Task to carry out: Look through the lines below for the word "accent", and copy every line that has it.

Entries from a dataset of interfaces:
§

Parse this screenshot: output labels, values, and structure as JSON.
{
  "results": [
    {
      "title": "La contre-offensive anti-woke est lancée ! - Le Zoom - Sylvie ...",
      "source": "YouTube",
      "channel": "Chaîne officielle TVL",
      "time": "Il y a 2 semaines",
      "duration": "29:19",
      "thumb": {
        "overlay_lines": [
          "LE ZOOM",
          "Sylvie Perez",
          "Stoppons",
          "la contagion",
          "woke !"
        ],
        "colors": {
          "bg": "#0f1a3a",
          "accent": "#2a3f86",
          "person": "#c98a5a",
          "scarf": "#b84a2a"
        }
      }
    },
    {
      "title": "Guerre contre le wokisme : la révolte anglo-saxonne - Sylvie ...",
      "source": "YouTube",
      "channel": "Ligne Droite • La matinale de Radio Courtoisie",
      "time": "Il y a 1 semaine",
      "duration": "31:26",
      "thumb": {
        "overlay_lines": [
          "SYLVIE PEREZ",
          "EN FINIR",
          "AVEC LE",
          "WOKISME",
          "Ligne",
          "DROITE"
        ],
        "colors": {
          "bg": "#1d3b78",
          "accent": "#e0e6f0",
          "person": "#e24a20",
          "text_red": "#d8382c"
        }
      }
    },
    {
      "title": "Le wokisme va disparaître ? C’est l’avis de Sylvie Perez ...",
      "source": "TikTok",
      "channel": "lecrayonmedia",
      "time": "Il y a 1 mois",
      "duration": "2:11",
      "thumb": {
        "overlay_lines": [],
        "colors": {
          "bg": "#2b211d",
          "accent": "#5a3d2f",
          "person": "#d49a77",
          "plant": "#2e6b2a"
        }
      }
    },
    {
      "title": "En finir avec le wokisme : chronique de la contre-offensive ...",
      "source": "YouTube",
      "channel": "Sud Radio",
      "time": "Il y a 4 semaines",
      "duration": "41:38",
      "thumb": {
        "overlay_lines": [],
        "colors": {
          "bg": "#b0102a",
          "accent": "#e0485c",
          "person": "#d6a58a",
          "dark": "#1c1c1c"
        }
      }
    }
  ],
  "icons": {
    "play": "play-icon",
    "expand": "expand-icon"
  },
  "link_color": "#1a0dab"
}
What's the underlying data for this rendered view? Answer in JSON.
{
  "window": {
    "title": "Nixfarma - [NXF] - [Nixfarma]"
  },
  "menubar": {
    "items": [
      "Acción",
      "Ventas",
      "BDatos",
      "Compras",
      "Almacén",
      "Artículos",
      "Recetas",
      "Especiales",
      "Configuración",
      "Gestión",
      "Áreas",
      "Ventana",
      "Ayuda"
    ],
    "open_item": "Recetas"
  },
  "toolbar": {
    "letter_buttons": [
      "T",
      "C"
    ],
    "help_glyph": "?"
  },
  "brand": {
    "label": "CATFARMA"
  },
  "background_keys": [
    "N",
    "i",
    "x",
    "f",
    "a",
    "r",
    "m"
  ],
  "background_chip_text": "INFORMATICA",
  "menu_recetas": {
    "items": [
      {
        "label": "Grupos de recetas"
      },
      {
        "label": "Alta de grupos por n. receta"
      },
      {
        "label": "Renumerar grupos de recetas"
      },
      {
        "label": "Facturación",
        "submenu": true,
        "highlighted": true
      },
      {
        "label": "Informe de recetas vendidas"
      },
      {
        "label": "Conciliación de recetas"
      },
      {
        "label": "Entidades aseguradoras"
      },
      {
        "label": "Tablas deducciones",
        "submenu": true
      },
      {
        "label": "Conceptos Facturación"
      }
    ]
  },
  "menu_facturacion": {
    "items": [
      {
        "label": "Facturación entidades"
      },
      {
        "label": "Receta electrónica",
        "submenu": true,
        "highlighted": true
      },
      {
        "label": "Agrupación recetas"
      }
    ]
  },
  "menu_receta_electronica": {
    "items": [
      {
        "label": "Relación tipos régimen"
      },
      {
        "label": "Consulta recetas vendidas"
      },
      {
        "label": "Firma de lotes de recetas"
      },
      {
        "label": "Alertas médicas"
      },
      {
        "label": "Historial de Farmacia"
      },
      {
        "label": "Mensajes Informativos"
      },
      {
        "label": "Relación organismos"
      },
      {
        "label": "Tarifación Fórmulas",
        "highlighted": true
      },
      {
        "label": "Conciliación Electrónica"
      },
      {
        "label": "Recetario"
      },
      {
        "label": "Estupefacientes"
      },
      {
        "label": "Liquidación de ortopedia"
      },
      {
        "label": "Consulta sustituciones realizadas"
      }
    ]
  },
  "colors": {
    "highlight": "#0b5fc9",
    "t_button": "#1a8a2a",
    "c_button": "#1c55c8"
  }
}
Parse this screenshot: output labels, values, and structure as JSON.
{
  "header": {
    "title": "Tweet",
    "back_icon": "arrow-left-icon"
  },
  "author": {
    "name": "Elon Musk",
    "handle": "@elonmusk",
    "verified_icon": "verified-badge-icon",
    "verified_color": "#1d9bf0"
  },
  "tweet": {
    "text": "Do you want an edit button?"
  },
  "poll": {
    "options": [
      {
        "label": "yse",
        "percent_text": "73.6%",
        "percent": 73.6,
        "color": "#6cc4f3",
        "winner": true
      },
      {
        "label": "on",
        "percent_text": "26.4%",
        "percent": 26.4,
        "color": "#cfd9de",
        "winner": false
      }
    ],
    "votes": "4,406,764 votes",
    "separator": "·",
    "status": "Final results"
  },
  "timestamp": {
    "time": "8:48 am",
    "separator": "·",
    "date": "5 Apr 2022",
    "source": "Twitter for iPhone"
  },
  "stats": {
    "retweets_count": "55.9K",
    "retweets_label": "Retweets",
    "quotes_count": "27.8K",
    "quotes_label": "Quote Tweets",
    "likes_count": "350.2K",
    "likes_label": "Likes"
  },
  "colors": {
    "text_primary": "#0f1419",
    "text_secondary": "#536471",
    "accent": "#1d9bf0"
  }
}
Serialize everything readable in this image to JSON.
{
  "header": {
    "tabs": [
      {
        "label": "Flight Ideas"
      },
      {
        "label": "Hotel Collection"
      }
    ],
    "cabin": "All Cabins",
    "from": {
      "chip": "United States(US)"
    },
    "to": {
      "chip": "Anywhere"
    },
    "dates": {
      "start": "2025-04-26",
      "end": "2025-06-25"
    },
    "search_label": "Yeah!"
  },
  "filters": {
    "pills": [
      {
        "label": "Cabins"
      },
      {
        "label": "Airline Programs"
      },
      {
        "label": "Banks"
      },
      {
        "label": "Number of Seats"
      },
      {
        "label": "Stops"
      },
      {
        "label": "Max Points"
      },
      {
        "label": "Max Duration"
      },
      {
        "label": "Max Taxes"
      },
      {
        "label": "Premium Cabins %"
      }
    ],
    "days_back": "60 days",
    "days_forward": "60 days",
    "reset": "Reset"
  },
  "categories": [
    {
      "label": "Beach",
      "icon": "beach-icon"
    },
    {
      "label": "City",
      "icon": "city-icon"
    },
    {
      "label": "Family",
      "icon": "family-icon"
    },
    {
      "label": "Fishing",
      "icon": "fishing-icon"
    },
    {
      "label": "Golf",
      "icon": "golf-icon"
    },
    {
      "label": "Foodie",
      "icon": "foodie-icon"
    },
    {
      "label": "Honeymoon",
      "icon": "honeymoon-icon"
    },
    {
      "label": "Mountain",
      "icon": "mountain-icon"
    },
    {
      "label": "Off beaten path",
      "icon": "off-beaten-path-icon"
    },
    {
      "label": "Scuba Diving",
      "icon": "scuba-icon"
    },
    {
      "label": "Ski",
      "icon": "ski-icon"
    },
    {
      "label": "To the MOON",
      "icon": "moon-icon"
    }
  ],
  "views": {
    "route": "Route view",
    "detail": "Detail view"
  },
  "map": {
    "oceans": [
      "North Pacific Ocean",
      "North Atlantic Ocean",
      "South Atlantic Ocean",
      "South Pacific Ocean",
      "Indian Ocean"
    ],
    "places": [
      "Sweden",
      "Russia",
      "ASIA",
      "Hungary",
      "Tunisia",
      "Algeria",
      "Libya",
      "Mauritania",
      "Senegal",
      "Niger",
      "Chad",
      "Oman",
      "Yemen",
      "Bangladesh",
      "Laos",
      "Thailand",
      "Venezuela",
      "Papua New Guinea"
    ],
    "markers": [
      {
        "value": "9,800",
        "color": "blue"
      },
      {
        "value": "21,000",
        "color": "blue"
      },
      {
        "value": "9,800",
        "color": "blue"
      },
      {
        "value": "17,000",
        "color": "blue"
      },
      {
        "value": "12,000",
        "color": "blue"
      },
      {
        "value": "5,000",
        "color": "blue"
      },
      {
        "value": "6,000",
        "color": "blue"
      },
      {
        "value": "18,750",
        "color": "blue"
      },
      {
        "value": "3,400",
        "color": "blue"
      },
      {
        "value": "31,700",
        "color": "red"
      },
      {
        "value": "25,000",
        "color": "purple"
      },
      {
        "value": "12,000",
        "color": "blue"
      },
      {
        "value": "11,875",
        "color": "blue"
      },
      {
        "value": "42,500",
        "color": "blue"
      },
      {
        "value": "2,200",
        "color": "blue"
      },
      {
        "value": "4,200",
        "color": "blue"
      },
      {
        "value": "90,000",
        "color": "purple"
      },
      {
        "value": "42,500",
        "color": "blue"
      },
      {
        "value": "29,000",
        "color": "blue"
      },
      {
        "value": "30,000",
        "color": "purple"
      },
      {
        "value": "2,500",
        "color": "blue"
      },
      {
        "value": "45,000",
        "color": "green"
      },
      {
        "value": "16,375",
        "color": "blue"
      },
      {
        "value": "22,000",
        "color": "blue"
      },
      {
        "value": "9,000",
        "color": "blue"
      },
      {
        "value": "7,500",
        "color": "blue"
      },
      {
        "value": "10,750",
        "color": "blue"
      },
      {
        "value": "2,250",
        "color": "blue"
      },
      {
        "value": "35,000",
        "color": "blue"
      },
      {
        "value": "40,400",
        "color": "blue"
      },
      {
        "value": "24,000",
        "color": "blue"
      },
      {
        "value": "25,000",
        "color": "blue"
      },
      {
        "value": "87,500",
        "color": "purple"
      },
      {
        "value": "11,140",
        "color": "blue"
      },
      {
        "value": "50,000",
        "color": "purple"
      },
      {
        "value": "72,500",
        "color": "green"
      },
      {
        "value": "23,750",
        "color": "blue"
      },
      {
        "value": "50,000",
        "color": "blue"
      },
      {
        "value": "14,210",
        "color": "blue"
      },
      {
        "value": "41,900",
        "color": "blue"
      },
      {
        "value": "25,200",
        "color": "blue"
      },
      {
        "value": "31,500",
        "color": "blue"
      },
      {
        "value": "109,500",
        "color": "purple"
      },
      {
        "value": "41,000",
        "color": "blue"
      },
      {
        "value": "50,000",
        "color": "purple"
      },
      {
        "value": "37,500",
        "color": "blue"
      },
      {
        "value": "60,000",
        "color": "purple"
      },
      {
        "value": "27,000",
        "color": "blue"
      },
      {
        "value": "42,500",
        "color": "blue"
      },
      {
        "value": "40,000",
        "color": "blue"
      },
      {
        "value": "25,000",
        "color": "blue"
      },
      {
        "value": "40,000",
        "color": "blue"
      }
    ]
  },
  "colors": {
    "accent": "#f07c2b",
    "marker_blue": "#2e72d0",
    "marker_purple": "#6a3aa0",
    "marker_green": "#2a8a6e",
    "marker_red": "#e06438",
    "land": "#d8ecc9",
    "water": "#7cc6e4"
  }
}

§

Result:
          "accent": "#2a3f86",
          "accent": "#e0e6f0",
          "accent": "#5a3d2f",
          "accent": "#e0485c",
    "accent": "#1d9bf0"
    "accent": "#f07c2b",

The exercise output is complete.